» Required work
Lines in the records below that contain the word "icon" must each be copied.

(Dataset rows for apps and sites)

------------------------

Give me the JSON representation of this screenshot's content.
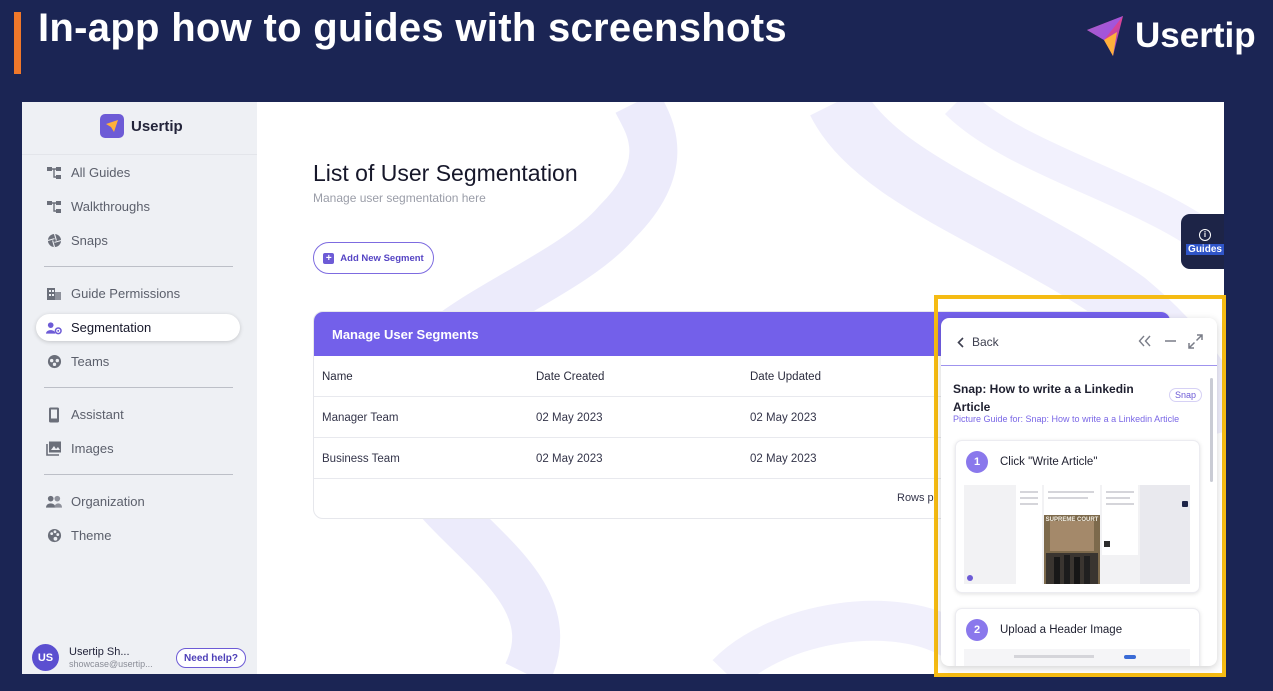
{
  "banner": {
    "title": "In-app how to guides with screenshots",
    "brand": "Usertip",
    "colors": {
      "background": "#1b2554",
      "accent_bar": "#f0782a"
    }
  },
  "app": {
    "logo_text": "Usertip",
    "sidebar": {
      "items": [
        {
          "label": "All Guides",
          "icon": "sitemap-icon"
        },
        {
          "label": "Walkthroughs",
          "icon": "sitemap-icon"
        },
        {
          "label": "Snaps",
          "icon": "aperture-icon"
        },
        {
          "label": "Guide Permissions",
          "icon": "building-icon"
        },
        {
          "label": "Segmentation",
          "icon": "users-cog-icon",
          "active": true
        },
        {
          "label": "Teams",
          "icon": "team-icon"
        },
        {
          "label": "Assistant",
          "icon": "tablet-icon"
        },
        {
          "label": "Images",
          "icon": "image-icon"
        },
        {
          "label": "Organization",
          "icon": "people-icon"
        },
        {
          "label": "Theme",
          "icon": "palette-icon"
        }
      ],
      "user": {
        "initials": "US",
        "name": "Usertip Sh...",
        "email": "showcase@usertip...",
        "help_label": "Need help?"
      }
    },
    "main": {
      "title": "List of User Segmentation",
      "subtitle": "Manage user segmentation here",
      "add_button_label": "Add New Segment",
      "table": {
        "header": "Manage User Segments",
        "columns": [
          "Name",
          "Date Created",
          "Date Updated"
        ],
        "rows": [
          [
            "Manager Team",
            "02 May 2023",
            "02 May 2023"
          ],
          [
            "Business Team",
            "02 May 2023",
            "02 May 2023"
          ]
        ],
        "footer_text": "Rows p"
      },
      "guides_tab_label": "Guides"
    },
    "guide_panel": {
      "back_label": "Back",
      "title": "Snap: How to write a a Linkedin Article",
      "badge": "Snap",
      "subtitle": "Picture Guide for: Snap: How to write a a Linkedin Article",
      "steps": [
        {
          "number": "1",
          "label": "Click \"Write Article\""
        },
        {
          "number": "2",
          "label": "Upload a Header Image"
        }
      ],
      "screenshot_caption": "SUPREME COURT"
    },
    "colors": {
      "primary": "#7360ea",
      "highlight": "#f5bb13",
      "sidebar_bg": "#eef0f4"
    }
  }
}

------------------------

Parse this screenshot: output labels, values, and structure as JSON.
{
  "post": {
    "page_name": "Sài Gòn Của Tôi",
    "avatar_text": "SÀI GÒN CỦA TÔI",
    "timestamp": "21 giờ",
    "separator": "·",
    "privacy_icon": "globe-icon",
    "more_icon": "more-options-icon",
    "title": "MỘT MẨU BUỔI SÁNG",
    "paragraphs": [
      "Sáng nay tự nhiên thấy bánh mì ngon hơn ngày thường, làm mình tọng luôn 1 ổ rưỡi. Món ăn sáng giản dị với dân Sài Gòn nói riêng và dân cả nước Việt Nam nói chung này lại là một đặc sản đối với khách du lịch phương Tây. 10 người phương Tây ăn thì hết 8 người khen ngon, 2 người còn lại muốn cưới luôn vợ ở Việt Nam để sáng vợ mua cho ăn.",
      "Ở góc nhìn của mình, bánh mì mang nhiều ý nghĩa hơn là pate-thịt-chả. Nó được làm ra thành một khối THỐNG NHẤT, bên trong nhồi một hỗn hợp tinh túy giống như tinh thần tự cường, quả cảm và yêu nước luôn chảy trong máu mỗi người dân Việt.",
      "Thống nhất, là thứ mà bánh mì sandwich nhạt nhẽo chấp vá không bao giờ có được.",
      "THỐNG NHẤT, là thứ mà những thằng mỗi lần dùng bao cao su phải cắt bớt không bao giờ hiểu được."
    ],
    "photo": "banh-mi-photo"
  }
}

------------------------

» Solution to this task
          "icon": "sitemap-icon"
          "icon": "sitemap-icon"
          "icon": "aperture-icon"
          "icon": "building-icon"
          "icon": "users-cog-icon",
          "icon": "team-icon"
          "icon": "tablet-icon"
          "icon": "image-icon"
          "icon": "people-icon"
          "icon": "palette-icon"
    "privacy_icon": "globe-icon",
    "more_icon": "more-options-icon",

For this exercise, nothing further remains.